→ WORK TO COMPLETE: Return the lines below that carry the word "SHIFT".
---+---
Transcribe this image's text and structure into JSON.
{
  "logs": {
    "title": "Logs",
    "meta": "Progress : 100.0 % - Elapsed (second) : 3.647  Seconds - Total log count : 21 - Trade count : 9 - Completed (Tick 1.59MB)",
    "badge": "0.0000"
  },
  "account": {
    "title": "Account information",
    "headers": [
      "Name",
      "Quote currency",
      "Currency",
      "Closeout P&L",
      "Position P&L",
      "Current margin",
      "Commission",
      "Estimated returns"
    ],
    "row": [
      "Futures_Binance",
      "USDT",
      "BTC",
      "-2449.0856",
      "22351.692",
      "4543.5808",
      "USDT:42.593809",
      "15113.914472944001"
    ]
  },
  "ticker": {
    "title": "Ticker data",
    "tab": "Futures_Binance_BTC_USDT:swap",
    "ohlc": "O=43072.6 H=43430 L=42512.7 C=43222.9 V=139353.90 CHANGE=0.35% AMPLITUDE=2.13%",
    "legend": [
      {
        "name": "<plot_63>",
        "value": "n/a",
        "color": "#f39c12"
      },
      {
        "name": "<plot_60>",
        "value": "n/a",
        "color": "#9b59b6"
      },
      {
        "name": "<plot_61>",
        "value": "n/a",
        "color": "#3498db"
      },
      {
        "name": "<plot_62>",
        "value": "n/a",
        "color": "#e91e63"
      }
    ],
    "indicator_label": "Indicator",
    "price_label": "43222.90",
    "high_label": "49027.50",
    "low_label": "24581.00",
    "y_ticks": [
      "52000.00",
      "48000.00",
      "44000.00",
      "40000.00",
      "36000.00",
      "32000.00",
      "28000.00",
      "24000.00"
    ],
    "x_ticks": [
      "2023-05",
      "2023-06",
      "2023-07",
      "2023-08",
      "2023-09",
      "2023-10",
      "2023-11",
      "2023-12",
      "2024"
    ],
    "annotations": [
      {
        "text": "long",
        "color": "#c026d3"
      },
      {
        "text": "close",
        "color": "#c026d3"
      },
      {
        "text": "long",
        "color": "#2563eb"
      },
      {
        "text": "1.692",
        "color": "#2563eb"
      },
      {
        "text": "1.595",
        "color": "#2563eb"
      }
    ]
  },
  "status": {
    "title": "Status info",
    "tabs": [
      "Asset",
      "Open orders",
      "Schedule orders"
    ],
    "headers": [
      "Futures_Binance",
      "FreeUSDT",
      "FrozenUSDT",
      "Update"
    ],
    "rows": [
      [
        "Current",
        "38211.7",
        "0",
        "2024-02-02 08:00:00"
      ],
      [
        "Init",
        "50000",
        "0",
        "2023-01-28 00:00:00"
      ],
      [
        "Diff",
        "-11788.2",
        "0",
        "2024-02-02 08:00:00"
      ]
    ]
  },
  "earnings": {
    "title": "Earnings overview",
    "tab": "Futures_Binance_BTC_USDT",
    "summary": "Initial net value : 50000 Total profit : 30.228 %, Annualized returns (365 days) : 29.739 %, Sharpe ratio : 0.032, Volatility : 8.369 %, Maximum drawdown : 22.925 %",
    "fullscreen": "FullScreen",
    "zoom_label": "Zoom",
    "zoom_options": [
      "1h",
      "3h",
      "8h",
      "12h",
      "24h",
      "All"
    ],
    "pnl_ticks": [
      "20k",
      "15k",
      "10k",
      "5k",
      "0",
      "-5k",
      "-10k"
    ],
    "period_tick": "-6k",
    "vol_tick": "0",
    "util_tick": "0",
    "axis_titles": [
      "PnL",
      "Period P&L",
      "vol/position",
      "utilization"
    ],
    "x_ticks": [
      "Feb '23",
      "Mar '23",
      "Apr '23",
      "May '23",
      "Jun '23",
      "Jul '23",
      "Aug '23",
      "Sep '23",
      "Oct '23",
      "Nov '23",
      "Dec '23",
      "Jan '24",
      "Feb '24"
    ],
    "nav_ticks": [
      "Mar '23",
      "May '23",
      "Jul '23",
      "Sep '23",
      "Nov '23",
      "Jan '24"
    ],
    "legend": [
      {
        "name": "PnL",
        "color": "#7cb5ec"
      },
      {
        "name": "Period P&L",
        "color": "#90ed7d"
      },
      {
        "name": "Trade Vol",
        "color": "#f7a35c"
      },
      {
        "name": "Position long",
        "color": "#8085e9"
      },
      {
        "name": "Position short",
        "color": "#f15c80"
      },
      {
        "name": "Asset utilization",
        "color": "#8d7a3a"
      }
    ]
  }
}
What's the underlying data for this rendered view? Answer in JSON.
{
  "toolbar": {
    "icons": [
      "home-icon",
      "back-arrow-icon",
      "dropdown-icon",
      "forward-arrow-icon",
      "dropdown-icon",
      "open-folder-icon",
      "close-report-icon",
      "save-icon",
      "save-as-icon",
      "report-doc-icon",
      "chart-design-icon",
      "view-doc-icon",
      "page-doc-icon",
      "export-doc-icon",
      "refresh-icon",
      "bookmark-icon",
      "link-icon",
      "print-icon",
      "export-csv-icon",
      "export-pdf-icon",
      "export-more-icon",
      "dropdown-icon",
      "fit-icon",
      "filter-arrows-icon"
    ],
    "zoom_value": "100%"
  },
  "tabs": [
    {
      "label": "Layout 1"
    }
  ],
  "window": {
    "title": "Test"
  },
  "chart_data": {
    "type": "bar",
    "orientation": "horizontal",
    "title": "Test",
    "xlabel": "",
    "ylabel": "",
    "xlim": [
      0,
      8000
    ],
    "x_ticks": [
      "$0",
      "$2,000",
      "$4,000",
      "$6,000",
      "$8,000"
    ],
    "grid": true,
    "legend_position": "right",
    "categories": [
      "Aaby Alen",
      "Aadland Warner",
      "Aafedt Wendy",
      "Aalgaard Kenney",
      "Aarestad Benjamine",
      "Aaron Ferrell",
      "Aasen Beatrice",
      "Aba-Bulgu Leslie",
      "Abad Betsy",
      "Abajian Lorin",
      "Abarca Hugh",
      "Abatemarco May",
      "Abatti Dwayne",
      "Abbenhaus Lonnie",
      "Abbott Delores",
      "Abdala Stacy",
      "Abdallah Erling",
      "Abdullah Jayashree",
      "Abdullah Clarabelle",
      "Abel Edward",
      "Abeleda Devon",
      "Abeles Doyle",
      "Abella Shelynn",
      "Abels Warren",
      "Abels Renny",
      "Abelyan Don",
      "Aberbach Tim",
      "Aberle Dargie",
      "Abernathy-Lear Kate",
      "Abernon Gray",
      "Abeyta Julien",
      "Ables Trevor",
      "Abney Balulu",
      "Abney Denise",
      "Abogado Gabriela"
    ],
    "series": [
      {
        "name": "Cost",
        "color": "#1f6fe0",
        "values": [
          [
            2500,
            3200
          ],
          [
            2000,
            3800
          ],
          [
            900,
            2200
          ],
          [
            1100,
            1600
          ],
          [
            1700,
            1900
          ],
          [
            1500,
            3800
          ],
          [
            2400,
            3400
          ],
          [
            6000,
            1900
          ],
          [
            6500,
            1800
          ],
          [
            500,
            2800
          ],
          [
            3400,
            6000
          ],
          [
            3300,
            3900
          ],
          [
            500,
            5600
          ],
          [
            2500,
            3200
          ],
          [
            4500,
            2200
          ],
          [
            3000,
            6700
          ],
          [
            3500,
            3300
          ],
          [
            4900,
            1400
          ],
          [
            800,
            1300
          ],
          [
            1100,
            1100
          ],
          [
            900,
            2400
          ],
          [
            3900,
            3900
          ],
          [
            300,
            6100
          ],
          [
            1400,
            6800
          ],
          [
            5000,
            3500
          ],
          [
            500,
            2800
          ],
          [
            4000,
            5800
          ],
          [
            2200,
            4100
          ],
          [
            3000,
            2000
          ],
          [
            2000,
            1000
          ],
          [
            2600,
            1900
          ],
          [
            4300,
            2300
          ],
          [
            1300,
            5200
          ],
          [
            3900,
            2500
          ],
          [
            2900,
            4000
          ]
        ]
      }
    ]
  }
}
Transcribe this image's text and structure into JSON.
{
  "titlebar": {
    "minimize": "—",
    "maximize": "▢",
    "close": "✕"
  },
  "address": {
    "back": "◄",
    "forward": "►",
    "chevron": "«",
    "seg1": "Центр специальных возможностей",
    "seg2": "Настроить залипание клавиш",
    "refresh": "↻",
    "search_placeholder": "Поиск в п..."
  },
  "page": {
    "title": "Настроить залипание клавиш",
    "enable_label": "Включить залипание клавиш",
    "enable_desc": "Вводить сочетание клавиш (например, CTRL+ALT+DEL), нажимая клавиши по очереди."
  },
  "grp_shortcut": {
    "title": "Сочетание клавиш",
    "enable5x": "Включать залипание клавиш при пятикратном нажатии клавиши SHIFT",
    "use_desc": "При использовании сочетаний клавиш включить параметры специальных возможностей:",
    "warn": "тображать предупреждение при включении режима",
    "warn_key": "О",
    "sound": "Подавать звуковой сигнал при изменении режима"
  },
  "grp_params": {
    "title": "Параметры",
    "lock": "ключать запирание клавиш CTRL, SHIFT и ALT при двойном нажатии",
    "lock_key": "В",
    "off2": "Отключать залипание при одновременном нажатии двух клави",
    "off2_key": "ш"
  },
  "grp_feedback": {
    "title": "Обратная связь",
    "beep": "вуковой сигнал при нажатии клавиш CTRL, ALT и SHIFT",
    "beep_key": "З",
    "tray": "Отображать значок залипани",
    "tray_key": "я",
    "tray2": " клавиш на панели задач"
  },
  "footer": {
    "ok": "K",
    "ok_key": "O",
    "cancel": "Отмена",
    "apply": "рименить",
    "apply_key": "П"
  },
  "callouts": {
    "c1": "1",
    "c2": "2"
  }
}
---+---
→ RESPONSE AREA:
    "enable5x": "Включать залипание клавиш при пятикратном нажатии клавиши SHIFT",
    "lock": "ключать запирание клавиш CTRL, SHIFT и ALT при двойном нажатии",
    "beep": "вуковой сигнал при нажатии клавиш CTRL, ALT и SHIFT",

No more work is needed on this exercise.